To qualify for bonus payments, you’ll need to receive a minimum amount of payments or see enough patients through the advanced APM. In payment years 2019 and 2020, the participation requirements for advanced APMs were only for Medicare payments or patients. Starting in payment year 2021 (performance year 2019), the participation requirements for advanced APMs may include nonMedicare payers and patients, including those with Medicare Advantage plans. If you participate in an APM, but do not meet the participation requirements to be considered an advanced APM under the QPP, you will be scored as a MIPS APM.

Participation Requirements for Medicare Advanced APMs

Payment Year 2019 2020 2021 2022 2023 2024 and Beyond
Percentage of Payments 25% 25% 50% 50% 75% 75%
Percentage of Patients 20% 20% 35% 50% 50% 50%

Physicians practicing in an advanced APM who meet certain other criteria will receive a 5% bonus between 2019 and 2024. For 2026 and beyond, clinicians in an advanced APM will receive a 0.75% increase in the physician fee schedule.

You can choose to participate in several different APMs, including accountable care organizations and demonstrations under the Medicare Health Care Quality Demonstration Program.

Advanced APMs must meet a number of requirements:

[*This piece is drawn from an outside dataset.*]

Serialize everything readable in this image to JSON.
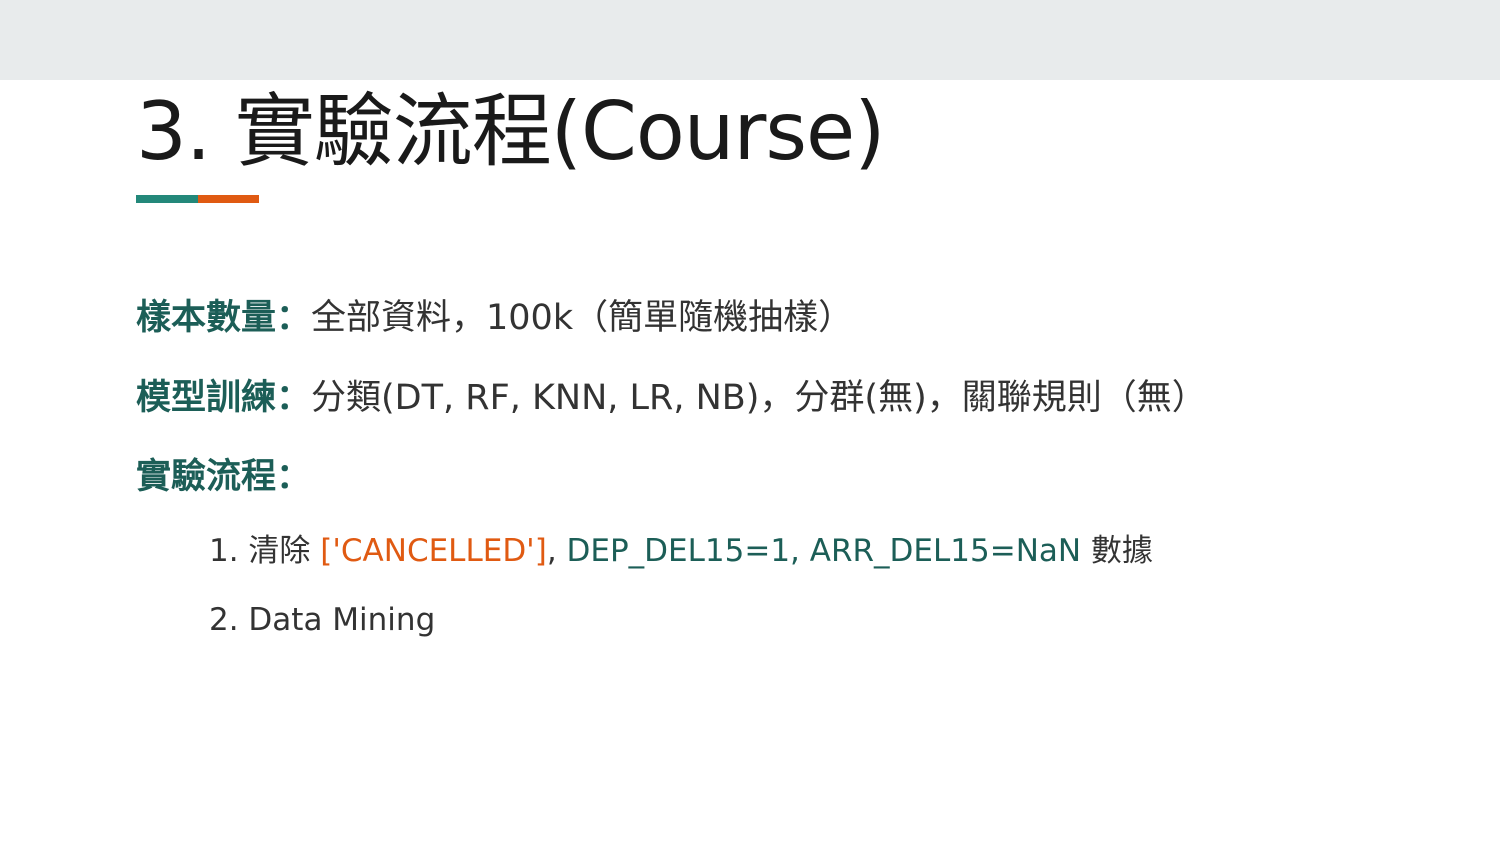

  1. Participants must accept financial risk for providing coordinated, high-quality care. In order to be considered an advanced APM, the model must either withhold payments, reduce rates, or require the APM entity to pay CMS back if the APM entity’s actual expenditures exceed expected expenditures. The amount of risk that an APM entity potentially owes to CMS must be at least equal to
    • 8% of the estimated average total Medicare Part A and B revenues of participating APM entities for all performance periods through 2024, or
    • 3% of the expected expenditures for which an APM entity is responsible under the APM payment arrangement.
  2. Payments must be based on quality measures that are evidence-based, reliable, and valid and must include an outcome measure, if applicable.
  3. In 2019, an advanced APM must require 75% of their eligible clinicians to use 2015 CEHRT. This is up from 50% in 2018.
  4. Beginning in 2019, all payer types will be included in the all-payer combination option in the advanced APM track. Starting in performance year 2019, obstetrician–gynecologists and other health care professionals may be able to quality for the 5% bonus in this track by participating in Medicaid and commercial APMs in addition to Medicare models.
  5. Medical home models developed under the Center for Medicare and Medicaid Innovation authority can also qualify as advanced APMs. The medical home model financial risk criteria differ somewhat from the criteria applied to other advanced APMs. While obstetrician–gynecologists may be able to participate in medical home models in Medicare and Medicaid in the future, at present there are no Center for Medicare and Medicaid Innovation medical home models that include obstetrician–gynecologists.